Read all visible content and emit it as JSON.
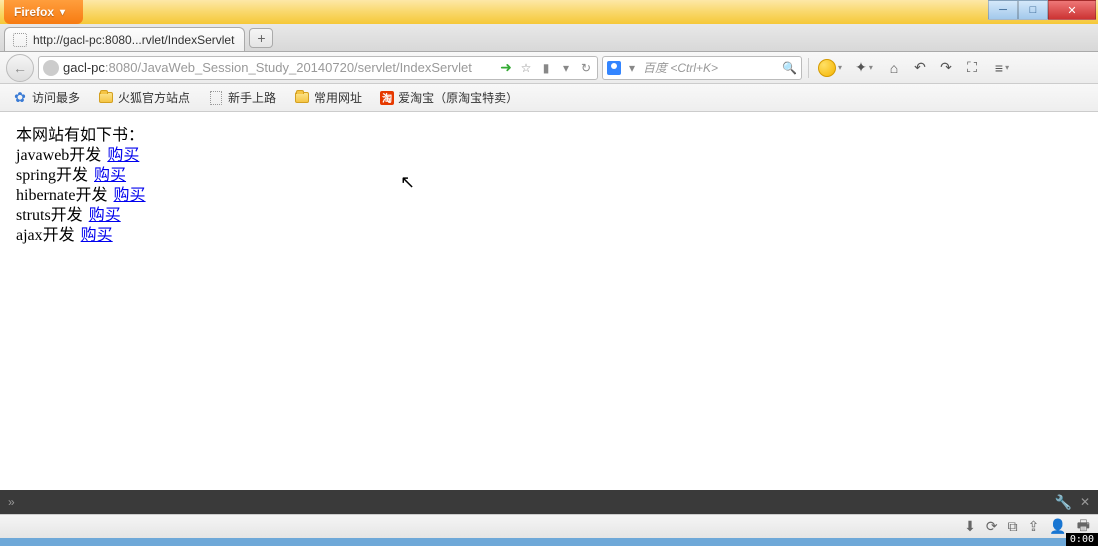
{
  "window": {
    "app_menu_label": "Firefox",
    "min_label": "─",
    "max_label": "□",
    "close_label": "✕"
  },
  "tab": {
    "title": "http://gacl-pc:8080...rvlet/IndexServlet",
    "newtab_label": "+"
  },
  "nav": {
    "back_label": "←",
    "url_host": "gacl-pc",
    "url_port": ":8080",
    "url_path": "/JavaWeb_Session_Study_20140720/servlet/IndexServlet",
    "go_label": "➜",
    "star_label": "☆",
    "device_label": "▮",
    "dropdown_label": "▾",
    "reload_label": "↻"
  },
  "search": {
    "placeholder": "百度 <Ctrl+K>",
    "engine_drop": "▾",
    "magnifier": "🔍"
  },
  "toolbar": {
    "bookmark_star": "✦",
    "home": "⌂",
    "undo": "↶",
    "redo": "↷",
    "crop": "⛶",
    "list": "≡",
    "drop": "▾"
  },
  "bookmarks": {
    "most_visited": "访问最多",
    "firefox_official": "火狐官方站点",
    "newbie": "新手上路",
    "common_sites": "常用网址",
    "taobao_label": "淘",
    "itaobao": "爱淘宝（原淘宝特卖）"
  },
  "page": {
    "heading": "本网站有如下书：",
    "buy_label": "购买",
    "books": [
      "javaweb开发",
      "spring开发",
      "hibernate开发",
      "struts开发",
      "ajax开发"
    ]
  },
  "addonbar": {
    "chevron": "»",
    "wrench": "🔧",
    "close": "✕"
  },
  "statusbar": {
    "download": "⬇",
    "sync": "⟳",
    "layers": "⧉",
    "share": "⇪",
    "person": "👤",
    "print": "🖶",
    "timer": "0:00"
  }
}
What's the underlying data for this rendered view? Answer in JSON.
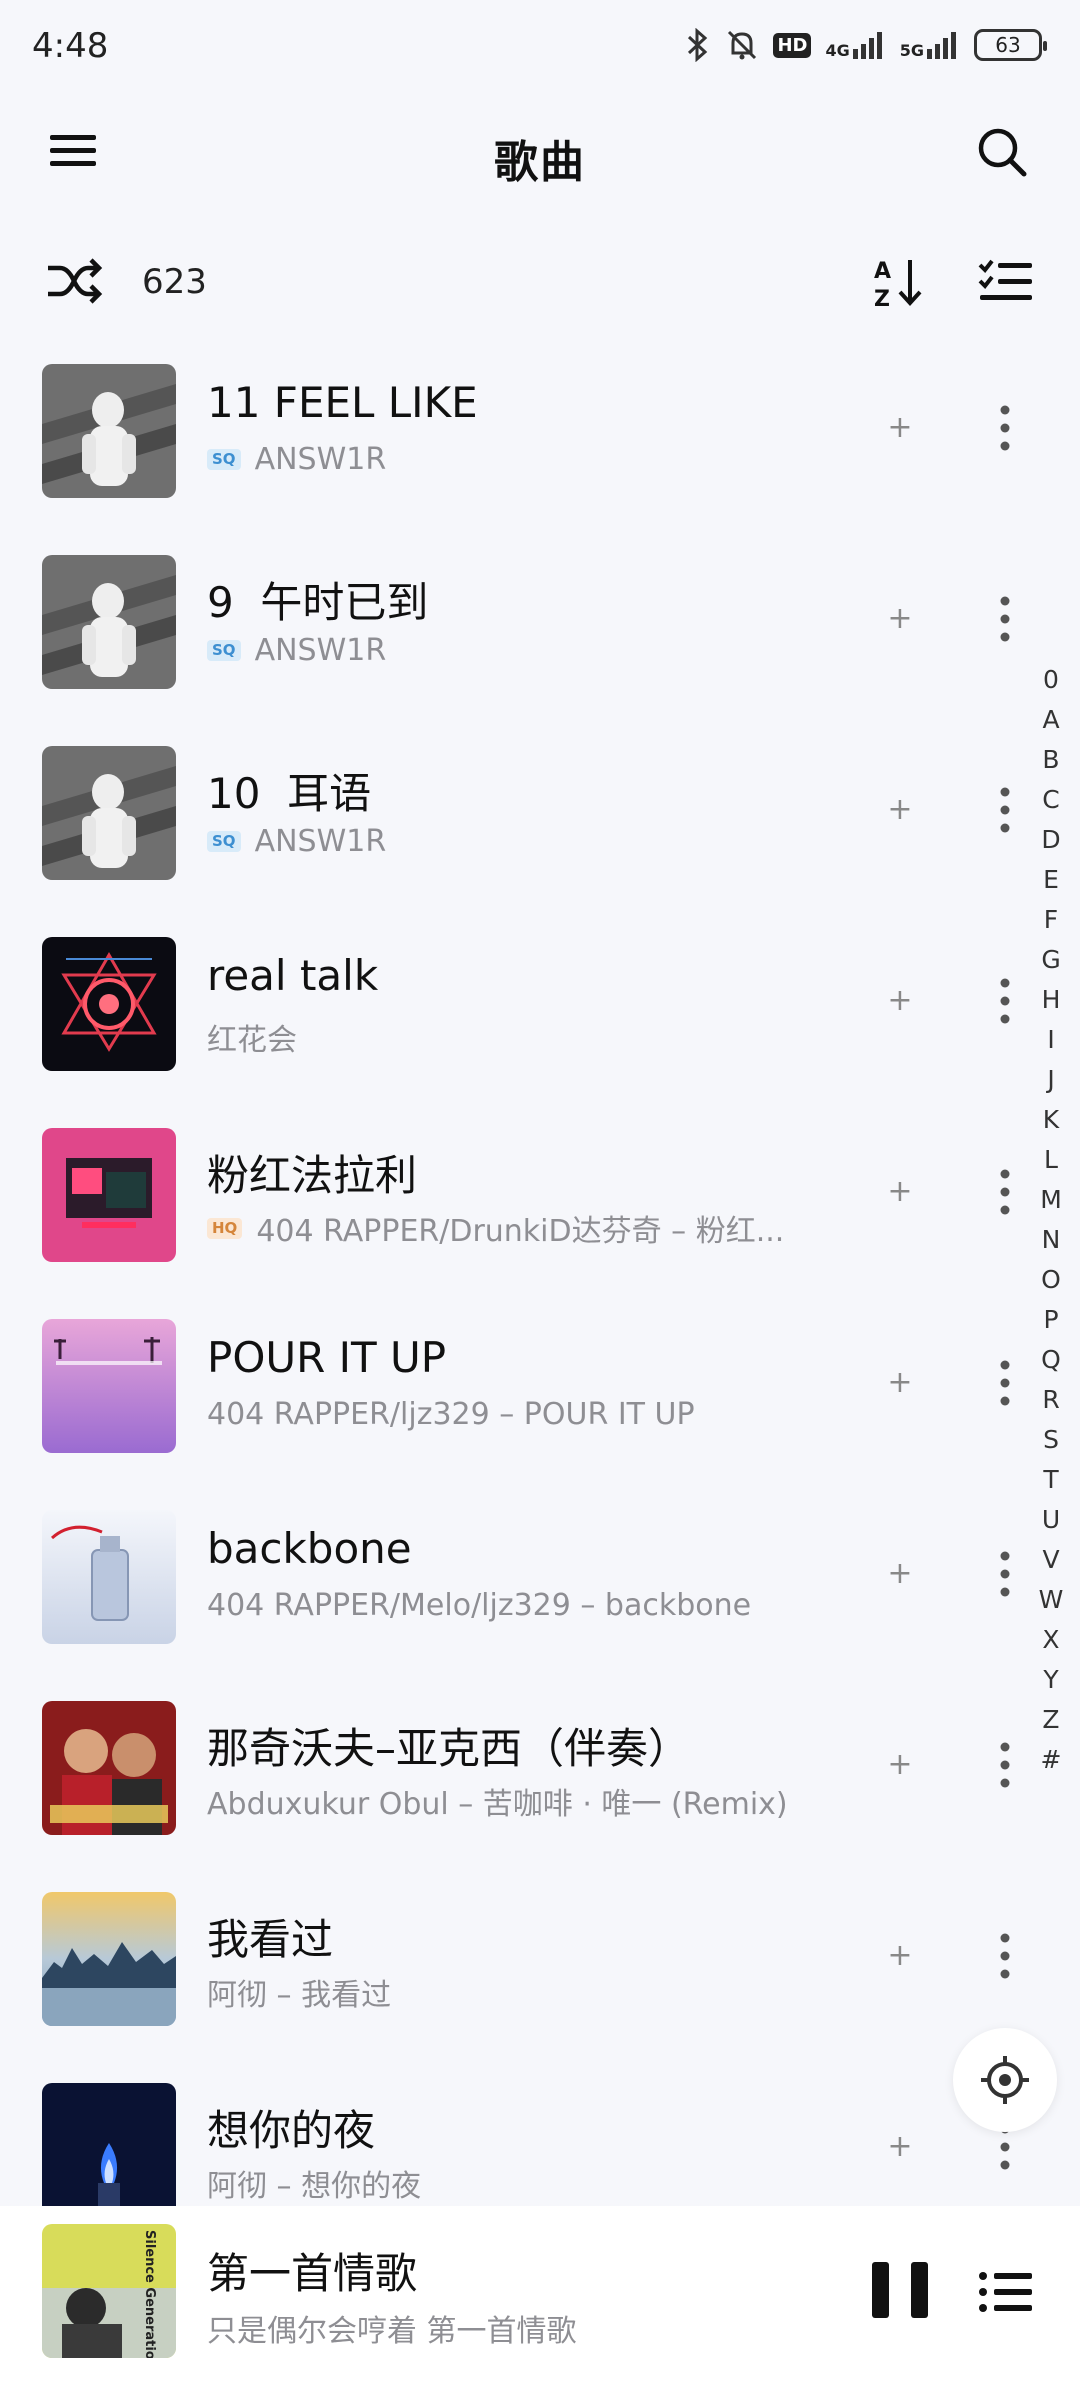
{
  "status_bar": {
    "time": "4:48",
    "hd_label": "HD",
    "net1": "4G",
    "net2": "5G",
    "battery": "63"
  },
  "header": {
    "title": "歌曲"
  },
  "toolbar": {
    "count": "623"
  },
  "songs": [
    {
      "title": "11 FEEL LIKE",
      "quality": "SQ",
      "meta": "ANSW1R",
      "cover": "hoodie-photo"
    },
    {
      "title": "9  午时已到",
      "quality": "SQ",
      "meta": "ANSW1R",
      "cover": "hoodie-photo"
    },
    {
      "title": "10  耳语",
      "quality": "SQ",
      "meta": "ANSW1R",
      "cover": "hoodie-photo"
    },
    {
      "title": "real talk",
      "quality": "",
      "meta": "红花会",
      "cover": "neon-flower"
    },
    {
      "title": "粉红法拉利",
      "quality": "HQ",
      "meta": "404 RAPPER/DrunkiD达芬奇 – 粉红...",
      "cover": "pink-car"
    },
    {
      "title": "POUR IT UP",
      "quality": "",
      "meta": "404 RAPPER/ljz329 – POUR IT UP",
      "cover": "purple-palms"
    },
    {
      "title": "backbone",
      "quality": "",
      "meta": "404 RAPPER/Melo/ljz329 – backbone",
      "cover": "crystal-bottle"
    },
    {
      "title": "那奇沃夫–亚克西（伴奏）",
      "quality": "",
      "meta": "Abduxukur Obul – 苦咖啡 · 唯一 (Remix)",
      "cover": "couple-red"
    },
    {
      "title": "我看过",
      "quality": "",
      "meta": "阿彻 – 我看过",
      "cover": "city-sunset"
    },
    {
      "title": "想你的夜",
      "quality": "",
      "meta": "阿彻 – 想你的夜",
      "cover": "blue-flame"
    }
  ],
  "alphabet": [
    "0",
    "A",
    "B",
    "C",
    "D",
    "E",
    "F",
    "G",
    "H",
    "I",
    "J",
    "K",
    "L",
    "M",
    "N",
    "O",
    "P",
    "Q",
    "R",
    "S",
    "T",
    "U",
    "V",
    "W",
    "X",
    "Y",
    "Z",
    "#"
  ],
  "now_playing": {
    "title": "第一首情歌",
    "subtitle": "只是偶尔会哼着 第一首情歌",
    "cover_text": "Silence Generation"
  },
  "colors": {
    "background": "#f6f7fb",
    "secondary_text": "#8e8e93",
    "sq_badge": "#3d8fd1",
    "hq_badge": "#d5853a"
  },
  "icons": [
    "menu-icon",
    "search-icon",
    "shuffle-icon",
    "sort-az-icon",
    "multi-select-icon",
    "add-icon",
    "more-vertical-icon",
    "locate-icon",
    "pause-icon",
    "playlist-icon"
  ]
}
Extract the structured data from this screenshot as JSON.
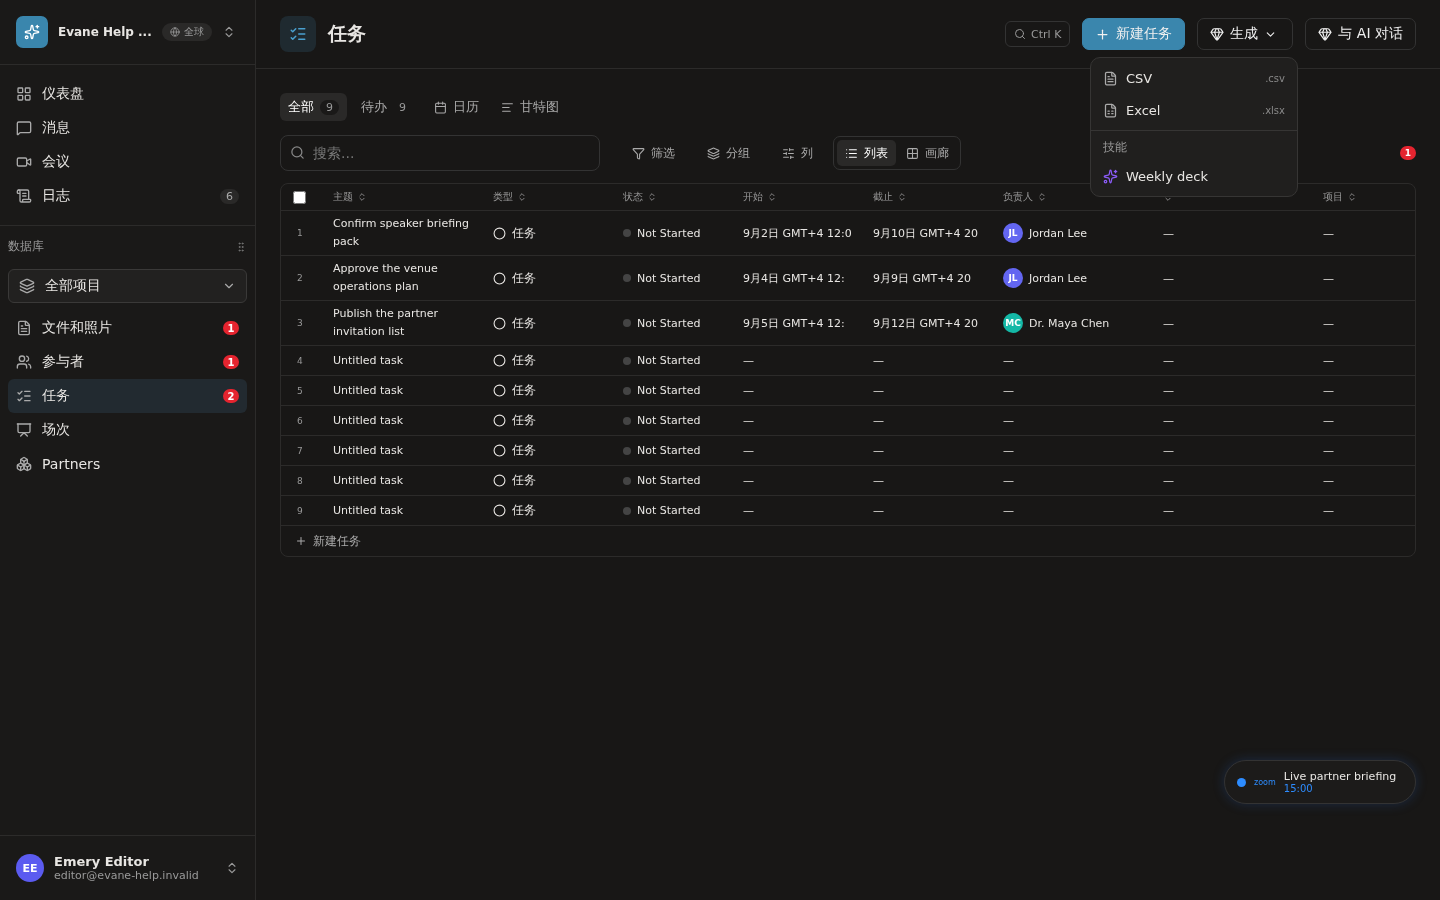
{
  "workspace": {
    "name": "Evane Help ...",
    "scope": "全球"
  },
  "nav": [
    {
      "label": "仪表盘"
    },
    {
      "label": "消息"
    },
    {
      "label": "会议"
    },
    {
      "label": "日志",
      "count": "6"
    }
  ],
  "database": {
    "title": "数据库",
    "selector": "全部项目",
    "items": [
      {
        "label": "文件和照片",
        "badge": "1",
        "selected": false
      },
      {
        "label": "参与者",
        "badge": "1",
        "selected": false
      },
      {
        "label": "任务",
        "badge": "2",
        "selected": true
      },
      {
        "label": "场次",
        "selected": false
      },
      {
        "label": "Partners",
        "selected": false
      }
    ]
  },
  "user": {
    "initials": "EE",
    "name": "Emery Editor",
    "email": "editor@evane-help.invalid"
  },
  "page": {
    "title": "任务",
    "search_hint": "Ctrl K",
    "new_button": "新建任务",
    "generate_button": "生成",
    "ai_button": "与 AI 对话"
  },
  "views": [
    {
      "label": "全部",
      "count": "9",
      "selected": true
    },
    {
      "label": "待办",
      "count": "9",
      "selected": false
    },
    {
      "label": "日历",
      "selected": false
    },
    {
      "label": "甘特图",
      "selected": false
    }
  ],
  "search": {
    "placeholder": "搜索..."
  },
  "tools": [
    {
      "label": "筛选"
    },
    {
      "label": "分组"
    },
    {
      "label": "列"
    }
  ],
  "layouts": [
    {
      "label": "列表",
      "selected": true
    },
    {
      "label": "画廊",
      "selected": false
    }
  ],
  "alert_count": "1",
  "table": {
    "select_all": {
      "checked": false
    },
    "columns": [
      {
        "label": "主题"
      },
      {
        "label": "类型"
      },
      {
        "label": "状态"
      },
      {
        "label": "开始"
      },
      {
        "label": "截止"
      },
      {
        "label": "负责人"
      },
      {},
      {
        "label": "项目"
      }
    ],
    "rows": [
      {
        "num": "1",
        "subject": "Confirm speaker briefing pack",
        "type": "任务",
        "status": "Not Started",
        "start": "9月2日 GMT+4 12:0",
        "due": "9月10日 GMT+4 20",
        "assignee": {
          "initials": "JL",
          "name": "Jordan Lee",
          "color": "#6366f1"
        },
        "progress": "—",
        "project": "—"
      },
      {
        "num": "2",
        "subject": "Approve the venue operations plan",
        "type": "任务",
        "status": "Not Started",
        "start": "9月4日 GMT+4 12:",
        "due": "9月9日 GMT+4 20",
        "assignee": {
          "initials": "JL",
          "name": "Jordan Lee",
          "color": "#6366f1"
        },
        "progress": "—",
        "project": "—"
      },
      {
        "num": "3",
        "subject": "Publish the partner invitation list",
        "type": "任务",
        "status": "Not Started",
        "start": "9月5日 GMT+4 12:",
        "due": "9月12日 GMT+4 20",
        "assignee": {
          "initials": "MC",
          "name": "Dr. Maya Chen",
          "color": "#14b8a6"
        },
        "progress": "—",
        "project": "—"
      },
      {
        "num": "4",
        "subject": "Untitled task",
        "type": "任务",
        "status": "Not Started",
        "start": "—",
        "due": "—",
        "assignee_text": "—",
        "progress": "—",
        "project": "—"
      },
      {
        "num": "5",
        "subject": "Untitled task",
        "type": "任务",
        "status": "Not Started",
        "start": "—",
        "due": "—",
        "assignee_text": "—",
        "progress": "—",
        "project": "—"
      },
      {
        "num": "6",
        "subject": "Untitled task",
        "type": "任务",
        "status": "Not Started",
        "start": "—",
        "due": "—",
        "assignee_text": "—",
        "progress": "—",
        "project": "—"
      },
      {
        "num": "7",
        "subject": "Untitled task",
        "type": "任务",
        "status": "Not Started",
        "start": "—",
        "due": "—",
        "assignee_text": "—",
        "progress": "—",
        "project": "—"
      },
      {
        "num": "8",
        "subject": "Untitled task",
        "type": "任务",
        "status": "Not Started",
        "start": "—",
        "due": "—",
        "assignee_text": "—",
        "progress": "—",
        "project": "—"
      },
      {
        "num": "9",
        "subject": "Untitled task",
        "type": "任务",
        "status": "Not Started",
        "start": "—",
        "due": "—",
        "assignee_text": "—",
        "progress": "—",
        "project": "—"
      }
    ],
    "add_row": "新建任务"
  },
  "menu": {
    "exports": [
      {
        "label": "CSV",
        "ext": ".csv"
      },
      {
        "label": "Excel",
        "ext": ".xlsx"
      }
    ],
    "section": "技能",
    "skills": [
      "Weekly deck"
    ]
  },
  "meeting": {
    "logo": "zoom",
    "title": "Live partner briefing",
    "time": "15:00"
  }
}
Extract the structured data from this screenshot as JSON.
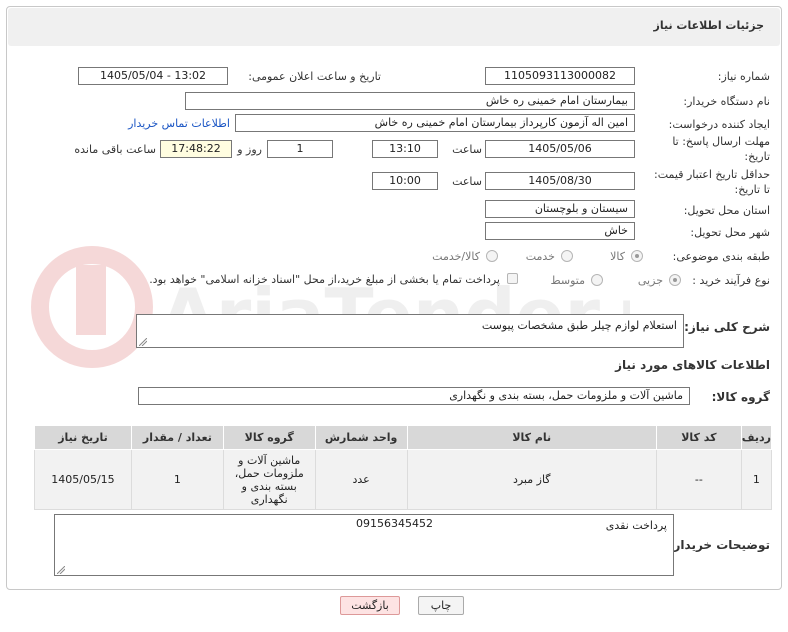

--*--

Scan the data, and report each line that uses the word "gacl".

    "title": "http://gacl-pc:8080...rvlet/IndexServlet",
    "url_host": "gacl-pc",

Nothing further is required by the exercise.